In order for HME providers to be relevant and competitive in the diabetes market, they need to provide faster, less expensive products and seamless delivery, says Ed Ferro, market manager for Teaneck, N.J.-based Aetrex.
“Higher quality products are important, but pricing must be in line to offer margins adequate to maintain the business,” he says. “More educational programs to facilitate certification requirements is a must.”
Todd Cullen, director of marketing for Edina, Minn.-based Arkray, agrees that one of the market’s key challenges is providing a cost-effective means of managing diabetes.
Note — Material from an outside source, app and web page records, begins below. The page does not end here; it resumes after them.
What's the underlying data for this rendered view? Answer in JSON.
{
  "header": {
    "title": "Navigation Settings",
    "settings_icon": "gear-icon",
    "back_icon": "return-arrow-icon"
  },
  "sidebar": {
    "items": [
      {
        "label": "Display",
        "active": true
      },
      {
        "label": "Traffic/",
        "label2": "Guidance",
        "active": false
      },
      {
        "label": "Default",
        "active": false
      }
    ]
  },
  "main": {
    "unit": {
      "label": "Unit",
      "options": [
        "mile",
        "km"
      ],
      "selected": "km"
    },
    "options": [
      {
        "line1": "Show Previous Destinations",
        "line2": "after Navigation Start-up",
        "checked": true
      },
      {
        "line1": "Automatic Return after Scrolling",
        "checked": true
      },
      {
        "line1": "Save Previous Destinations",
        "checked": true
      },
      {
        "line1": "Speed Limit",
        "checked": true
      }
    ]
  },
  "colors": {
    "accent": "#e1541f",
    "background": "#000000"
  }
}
“With annual medical expenses for people with diabetes growing twice to three times that of the general population, steps need to be taken to lessen the effect this is having on patients’ pocketbooks,” he says. “Arkray is engaged in reducing the cost of managing diabetes by partnering with our physicians, pharmacies and skilled nursing facilities by providing better patient outcomes and quality of life at a significantly lower cost.”
Self-management education is an integral part of diabetes care, in tandem with professional medical treatment, Cullen says. Arkray provides customers with the educational tools and programs to help them manage their diabetes and reduce the overall related healthcare costs, he says.
Arkray officials consider the company to be more than just a diabetes supplier and actively seeks partnerships with its providers in offering patient care, Cullen says.
“We are always looking to partner with like-minded individuals, groups and businesses that align with our core values,” he says. “Together we can help educate and motivate the masses about this disease, because it touches all of us directly or indirectly.”
In order to position themselves as diabetes specialists, HME providers need to differentiate themselves and become a preferred resource for clinical referral sources, says Cindy Skerjanec, marketing director for Westminster, Colo.-based CareTouch.
“Physicians want to ensure the best care for their diabetic patients and want to know that the HME provider is working alongside them toward the same goal,” she says. “One way to accomplish this is for HME providers to engage in consistent, timely outreach to their diabetic patients.”
Through its automated phone system, live call team, e-mail and Internet, CareTouch is designed to give healthcare providers a simple, patient-focused way to stay in touch, build, and manage patient populations.
“We are communication specialists—CareTouch merges technology with a live, multilingual call staff for consistent patient outreach,” Skerjanec says. “Patients diagnosed with diabetes are often apprehensive and require regular, personal attention. There is a special need that providers must fulfill in these circumstances—not only does the provider need to make sure their patients have the supplies they need in a timely manner, but they need to provide reassurance and comfort to their patients to help them through the process.”